Costs will depend on the solution itself – a modular design and implementation approach could smooth cash outflow and link more closely to business volume growth. Increasingly some automation, such as mobile robotics and many of the IT elements, is available to lease or as ‘aaS’ (as a Service), giving alternative and lower-risk financing options. Service Level Agreements, for maintenance, upgrades etc., need to be carefully considered and there also may be a requirement for in-house IT, maintenance and other specialist skills. Depending on the solution, there may be other costs such as building-related expenditure – flooring, wiring, internal reconfiguration.
Return on investment speed will also depend on the solution chosen and the current operation. Some automation is designed to be a long-term strategic investment, while other plans may be about quick wins and low-hanging fruit (although longer-term goals still need to be included). It’s about ensuring the right match between your business and the solutions available, now and for the future.
5. Successful implementation
While installing most automation is no longer the ‘shut the site for six months’ project it used to be, implementation still requires careful planning and appropriate resourcing.
Successful implementations include bringing end-users into the project at the beginning, as much to achieve cultural change and user acceptance as to ensure robust operational input. There should be a process in hand for post-implementation continuous improvement, of the automation itself and of the ways in which the business interacts with the automation.
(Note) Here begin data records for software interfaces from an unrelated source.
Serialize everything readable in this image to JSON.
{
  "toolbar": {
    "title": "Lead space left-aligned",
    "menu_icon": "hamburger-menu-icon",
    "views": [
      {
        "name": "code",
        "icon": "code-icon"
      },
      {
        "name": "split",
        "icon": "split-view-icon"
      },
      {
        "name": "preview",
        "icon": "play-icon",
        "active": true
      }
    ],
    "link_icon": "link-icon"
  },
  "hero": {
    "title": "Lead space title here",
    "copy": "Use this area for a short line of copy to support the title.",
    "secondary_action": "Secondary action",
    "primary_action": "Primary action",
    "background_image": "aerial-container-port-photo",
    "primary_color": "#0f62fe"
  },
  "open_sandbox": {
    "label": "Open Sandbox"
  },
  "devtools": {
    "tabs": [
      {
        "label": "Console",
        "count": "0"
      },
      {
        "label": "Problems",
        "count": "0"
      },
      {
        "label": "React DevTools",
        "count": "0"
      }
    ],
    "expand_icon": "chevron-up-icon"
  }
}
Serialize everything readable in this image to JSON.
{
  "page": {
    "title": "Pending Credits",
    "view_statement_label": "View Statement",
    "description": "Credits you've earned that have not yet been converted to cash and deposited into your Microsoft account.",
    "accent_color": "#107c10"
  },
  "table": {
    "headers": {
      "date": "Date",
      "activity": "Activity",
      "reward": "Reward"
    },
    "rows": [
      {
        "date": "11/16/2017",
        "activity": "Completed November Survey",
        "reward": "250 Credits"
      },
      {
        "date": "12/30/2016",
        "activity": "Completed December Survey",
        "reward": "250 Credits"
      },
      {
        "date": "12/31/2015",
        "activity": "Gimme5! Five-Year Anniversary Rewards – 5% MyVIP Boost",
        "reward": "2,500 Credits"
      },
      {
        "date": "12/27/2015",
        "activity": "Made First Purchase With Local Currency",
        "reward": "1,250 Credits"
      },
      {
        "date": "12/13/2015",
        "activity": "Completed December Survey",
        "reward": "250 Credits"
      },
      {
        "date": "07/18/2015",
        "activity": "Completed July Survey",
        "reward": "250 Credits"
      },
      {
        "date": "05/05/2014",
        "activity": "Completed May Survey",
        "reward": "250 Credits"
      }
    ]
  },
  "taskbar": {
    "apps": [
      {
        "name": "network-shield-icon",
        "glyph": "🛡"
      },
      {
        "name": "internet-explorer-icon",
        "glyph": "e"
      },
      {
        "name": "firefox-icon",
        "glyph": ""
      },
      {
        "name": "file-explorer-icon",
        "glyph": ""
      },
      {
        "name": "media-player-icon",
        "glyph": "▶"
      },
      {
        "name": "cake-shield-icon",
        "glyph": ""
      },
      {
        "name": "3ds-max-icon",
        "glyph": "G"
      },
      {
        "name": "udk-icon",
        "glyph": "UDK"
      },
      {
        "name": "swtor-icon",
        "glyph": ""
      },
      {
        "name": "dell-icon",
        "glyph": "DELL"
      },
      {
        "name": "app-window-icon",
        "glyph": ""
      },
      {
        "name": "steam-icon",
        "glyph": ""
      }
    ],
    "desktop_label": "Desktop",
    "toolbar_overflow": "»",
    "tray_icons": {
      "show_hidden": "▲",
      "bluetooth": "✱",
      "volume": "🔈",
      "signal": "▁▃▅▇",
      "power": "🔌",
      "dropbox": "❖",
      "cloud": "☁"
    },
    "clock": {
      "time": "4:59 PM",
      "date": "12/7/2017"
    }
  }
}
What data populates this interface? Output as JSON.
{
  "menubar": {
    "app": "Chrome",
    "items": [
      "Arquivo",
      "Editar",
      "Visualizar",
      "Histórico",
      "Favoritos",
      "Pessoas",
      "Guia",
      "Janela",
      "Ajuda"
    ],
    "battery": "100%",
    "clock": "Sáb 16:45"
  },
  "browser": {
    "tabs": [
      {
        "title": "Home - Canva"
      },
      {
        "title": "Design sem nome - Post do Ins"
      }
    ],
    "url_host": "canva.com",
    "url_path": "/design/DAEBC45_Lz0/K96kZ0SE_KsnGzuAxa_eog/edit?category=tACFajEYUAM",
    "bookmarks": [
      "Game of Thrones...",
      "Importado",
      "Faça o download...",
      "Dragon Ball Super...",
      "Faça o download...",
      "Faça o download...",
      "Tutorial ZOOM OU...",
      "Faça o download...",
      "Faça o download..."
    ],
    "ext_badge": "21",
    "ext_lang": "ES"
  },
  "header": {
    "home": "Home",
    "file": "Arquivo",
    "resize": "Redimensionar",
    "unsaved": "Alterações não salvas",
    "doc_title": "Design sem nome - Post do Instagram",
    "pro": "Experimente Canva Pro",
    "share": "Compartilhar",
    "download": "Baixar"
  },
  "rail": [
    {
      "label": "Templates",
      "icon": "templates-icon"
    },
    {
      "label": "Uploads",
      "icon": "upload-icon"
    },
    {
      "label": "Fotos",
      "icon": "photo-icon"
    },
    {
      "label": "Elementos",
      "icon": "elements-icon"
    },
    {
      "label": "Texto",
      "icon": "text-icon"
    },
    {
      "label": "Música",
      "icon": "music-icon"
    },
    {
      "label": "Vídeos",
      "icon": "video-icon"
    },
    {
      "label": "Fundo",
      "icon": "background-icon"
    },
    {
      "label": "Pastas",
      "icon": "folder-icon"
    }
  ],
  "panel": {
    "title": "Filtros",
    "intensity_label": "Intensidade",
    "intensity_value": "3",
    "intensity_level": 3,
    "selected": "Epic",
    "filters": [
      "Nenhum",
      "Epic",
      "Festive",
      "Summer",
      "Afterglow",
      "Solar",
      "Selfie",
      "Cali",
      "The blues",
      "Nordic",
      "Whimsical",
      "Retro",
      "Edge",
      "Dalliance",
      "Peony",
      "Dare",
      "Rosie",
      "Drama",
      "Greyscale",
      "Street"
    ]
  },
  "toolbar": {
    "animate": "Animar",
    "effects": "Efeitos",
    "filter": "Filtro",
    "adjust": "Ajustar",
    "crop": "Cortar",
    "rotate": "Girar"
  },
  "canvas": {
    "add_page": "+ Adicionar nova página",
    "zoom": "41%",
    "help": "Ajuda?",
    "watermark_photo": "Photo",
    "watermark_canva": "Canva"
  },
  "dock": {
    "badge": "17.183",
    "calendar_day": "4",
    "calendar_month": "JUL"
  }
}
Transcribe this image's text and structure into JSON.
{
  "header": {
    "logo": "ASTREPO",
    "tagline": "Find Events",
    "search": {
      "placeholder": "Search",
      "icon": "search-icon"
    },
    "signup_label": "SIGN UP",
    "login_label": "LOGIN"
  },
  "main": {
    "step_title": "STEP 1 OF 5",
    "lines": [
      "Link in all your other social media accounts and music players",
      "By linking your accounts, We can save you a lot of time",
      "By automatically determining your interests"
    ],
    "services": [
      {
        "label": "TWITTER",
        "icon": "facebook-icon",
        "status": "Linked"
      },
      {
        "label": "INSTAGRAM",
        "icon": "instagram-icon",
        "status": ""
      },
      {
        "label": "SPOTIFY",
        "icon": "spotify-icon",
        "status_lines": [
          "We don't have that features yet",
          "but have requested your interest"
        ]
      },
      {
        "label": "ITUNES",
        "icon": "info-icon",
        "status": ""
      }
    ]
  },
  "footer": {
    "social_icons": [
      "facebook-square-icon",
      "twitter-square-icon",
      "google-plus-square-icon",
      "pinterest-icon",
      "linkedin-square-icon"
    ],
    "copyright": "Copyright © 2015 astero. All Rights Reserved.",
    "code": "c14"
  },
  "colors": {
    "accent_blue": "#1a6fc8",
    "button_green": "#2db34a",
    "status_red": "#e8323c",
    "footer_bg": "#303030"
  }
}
Comprehensive programme management will include planning for go-live, for user acceptance testing, and for maintaining current operations at an acceptable level throughout the process. Technical expertise may come from the vendor, and perhaps an independent consultant/systems integrator, especially if a multi-vendor installation is proposed.
The detailed route map that evolves from these five steps will be unique to each organisation. But following these steps should help maximise the benefits of automation, while minimising costs and the possibility of nasty surprises.
Does any of this resonate with you and your business direction? Are you considering warehouse automation? Are you already in the middle of an automation change process but it’s not progressing along the path you thought or expected?
With a wealth of automation experience across many sectors, Bis Henderson Consulting can help guide your company through its review of the new retail landscape, analysis of current operations, and assessment of the potential for automation – as well as offering vendor-neutral advice in supplier and solution selection, through to detailed design, project implementation and post go-live independent review and enhancement. Success depends upon expertise.
Contact Louisa at: firstname.lastname@example.org or visit www.bis-hendersonconsulting.com
Don’t miss part three… coming soon!
In case you missed part one...
In the first in the series, Louisa Hosegood, examines the role of the stock room in the new retail supply chain, and exactly how blurred the line between front and back of house needs to be now: